Wednesday, 29 August 2007

Planning a wedding

Since getting engaged, I've spent a bit of time on a wedding chat forum, picking up a few ideas and reading about other people's wedding plans. It's amazing to read about the sort of problems people are having as they make their plans:

"Both sets of parents are divorced and remarried, and all four sets are contributing to the cost of the wedding. How do we phrase the invitation?"

"I haven't spoken to my father for several years and now he wants to come to my wedding. How do I tell him I've asked my stepfather to walk me down the aisle?"

"We don't want children at the wedding - except for our own. How do we tell people without causing offence?"

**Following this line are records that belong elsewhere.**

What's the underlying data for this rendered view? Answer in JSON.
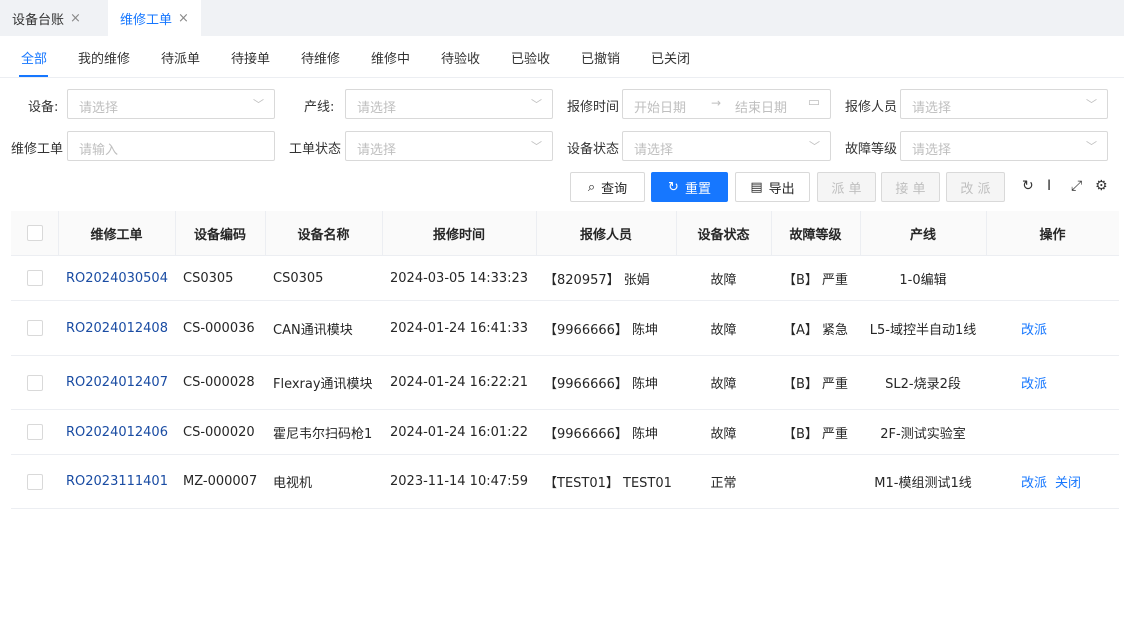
{
  "tabs": [
    {
      "label": "设备台账",
      "close": "×",
      "active": false
    },
    {
      "label": "维修工单",
      "close": "×",
      "active": true
    }
  ],
  "status_tabs": [
    "全部",
    "我的维修",
    "待派单",
    "待接单",
    "待维修",
    "维修中",
    "待验收",
    "已验收",
    "已撤销",
    "已关闭"
  ],
  "filters": {
    "device": {
      "label": "设备:",
      "placeholder": "请选择"
    },
    "line": {
      "label": "产线:",
      "placeholder": "请选择"
    },
    "report_time": {
      "label": "报修时间",
      "start": "开始日期",
      "end": "结束日期"
    },
    "reporter": {
      "label": "报修人员",
      "placeholder": "请选择"
    },
    "work_order": {
      "label": "维修工单",
      "placeholder": "请输入"
    },
    "order_status": {
      "label": "工单状态",
      "placeholder": "请选择"
    },
    "device_status": {
      "label": "设备状态",
      "placeholder": "请选择"
    },
    "fault_level": {
      "label": "故障等级",
      "placeholder": "请选择"
    }
  },
  "toolbar": {
    "query": "查询",
    "reset": "重置",
    "export": "导出",
    "dispatch": "派 单",
    "accept": "接 单",
    "reassign": "改 派"
  },
  "table": {
    "headers": [
      "维修工单",
      "设备编码",
      "设备名称",
      "报修时间",
      "报修人员",
      "设备状态",
      "故障等级",
      "产线",
      "操作"
    ],
    "rows": [
      {
        "order": "RO2024030504",
        "code": "CS0305",
        "name": "CS0305",
        "time": "2024-03-05 14:33:23",
        "reporter": "【820957】 张娟",
        "status": "故障",
        "level": "【B】 严重",
        "line": "1-0编辑",
        "op1": "",
        "op2": ""
      },
      {
        "order": "RO2024012408",
        "code": "CS-000036",
        "name": "CAN通讯模块",
        "time": "2024-01-24 16:41:33",
        "reporter": "【9966666】 陈坤",
        "status": "故障",
        "level": "【A】 紧急",
        "line": "L5-域控半自动1线",
        "op1": "改派",
        "op2": ""
      },
      {
        "order": "RO2024012407",
        "code": "CS-000028",
        "name": "Flexray通讯模块",
        "time": "2024-01-24 16:22:21",
        "reporter": "【9966666】 陈坤",
        "status": "故障",
        "level": "【B】 严重",
        "line": "SL2-烧录2段",
        "op1": "改派",
        "op2": ""
      },
      {
        "order": "RO2024012406",
        "code": "CS-000020",
        "name": "霍尼韦尔扫码枪1",
        "time": "2024-01-24 16:01:22",
        "reporter": "【9966666】 陈坤",
        "status": "故障",
        "level": "【B】 严重",
        "line": "2F-测试实验室",
        "op1": "",
        "op2": ""
      },
      {
        "order": "RO2023111401",
        "code": "MZ-000007",
        "name": "电视机",
        "time": "2023-11-14 10:47:59",
        "reporter": "【TEST01】 TEST01",
        "status": "正常",
        "level": "",
        "line": "M1-模组测试1线",
        "op1": "改派",
        "op2": "关闭"
      }
    ]
  },
  "icons": {
    "refresh": "refresh-icon",
    "column_height": "column-height-icon",
    "fullscreen": "fullscreen-icon",
    "settings": "settings-icon"
  },
  "colors": {
    "accent": "#1677ff",
    "link": "#1a4ca3"
  }
}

It makes me realise how lucky New Man and I are. We're both Catholic, both getting married for the first time, both believe that marriage is for life, both have parents who have been married to each other for over 40 years, both get on well with all our families, and both have some fantastic friends who are delighted to share our excitement at planning a wedding and a life together.

I know there will be some hiccups along the way - in fact, there already have been a couple of misunderstandings involving other members of the family (all now resolved). With two Irish Catholic extended families to contend with and the need to book a venue for the reception as soon as possible, we're having a bit of a headache over the guest list.

But whatever problems we have in planning the wedding, and however fed up we might get with the wedding plans, two things stand out in our minds.

The first is that both of us recognise the nuptial Mass as the most important part of the day. Some of our friends will be invited to the Mass and not the reception, and we look forward to declaring our love and commitment to each other and making our solemn vows in front of God, with all the people we're closest to as witnesses.

Secondly, we know that all the detail we're worrying about is just that - the detail of a single day. And how can any couple get upset at having too many people in their lives who love them and would like to share their special day?

There may be times when we get fed up with juggling our guest list to try to keep people happy, or delicately explaining to offended mothers of small girls that there's a limit to the number of bridesmaids any one bride can have.* But hopefully we'll never forget to look forward with joyful anticipation to the years of marriage that (God willing) will follow that one day.

*Note for US readers - here in the UK, it's traditional to have small children as bridesmaids, often with only one adult as maid of honour (if she's unmarried) or matron of honour (if she's married). Apart from my matron of honour, all my bridesmaids will be aged 8 or under.


Ma Beck said...


Those comments are a trip.

You have the right attitude!

Christine the Soccer Mom said...

When The Soccer Dad and I were engaged, we were also blessed to have two sets of parents who were married to only each other. (His parents got divorced but remarried while we were dating. He got to be Best Man for his parents wedding without being illegitimate; he loves to tell that, too.)

Anyway...the photographer really liked our families. We got along well (still do), and he didn't have to worry about set-ups with step parents, step siblings, etc. No children in the wedding party that were our own, either. He said it was very nice. :)

It must be so hard for people who have to juggle all of that mess when they get married.

I am glad to see that for you, it's just ONE DAY that you are planning and yet are not going nutso. I worry for couples who spend so much time worrying about that ONE DAY that they forget that there is a whole lifetime after that!

diana said...

Prayer helps, though doesn't it!

I would have loved it if anyone had offered to pay for my wedding! They could have phrased the invite anyway they wanted! My wedding was tiny and cheap.

I watched one of those Bride shows and one episode had a groom invite his estranged family, who never came. They left pews open and everything in the hopes they would change their minds and come.

Sad...oh listen to me, I should be sharing your joy instead of depressing you!!!!

FloridaWife said...

I loved planning my wedding. So much fun! I even made a website for it on

We, too, were fortunate in having both sets of parents still married after all these years. What a beautiful sense of peace.

It's a day you will treasure forever.

newhousenewjob said...

Oooh, I love hearing about other people's wedding experiences.

My sister-in-law told me yesterday that when they were preparing for their wedding (in South Africa, where the divorce rate is as high as 1 in 2 in some areas), the guy who did the marriage preparation course said they were the first couple he had ever had on a course who both still had parents who were married to each other. They both rushed home and thanked her parents and ours for staying together all these years and being such great role models.

LauraSuz said...

I got to your blog through Beth Pack. I'm planning my wedding too! And yes, I completely agree with you...if Daniel and I are married by the end of the day then the day went as planned.

newhousenewjob said...

Nice to see you, Laura - and have fun planning the wedding with Daniel. Have you set a date yet?

LauraSuz said...

Our date is May 10th, 2008. Do you have a date set?

newhousenewjob said...

Ah, you're a bit before us, then. We're planning on next June, but don't have a date fixed yet - the church is apparently available (though we haven't pinned the priest down to a specific date yet), so we just need to find a venue for the reception and see which weekends it's available in June...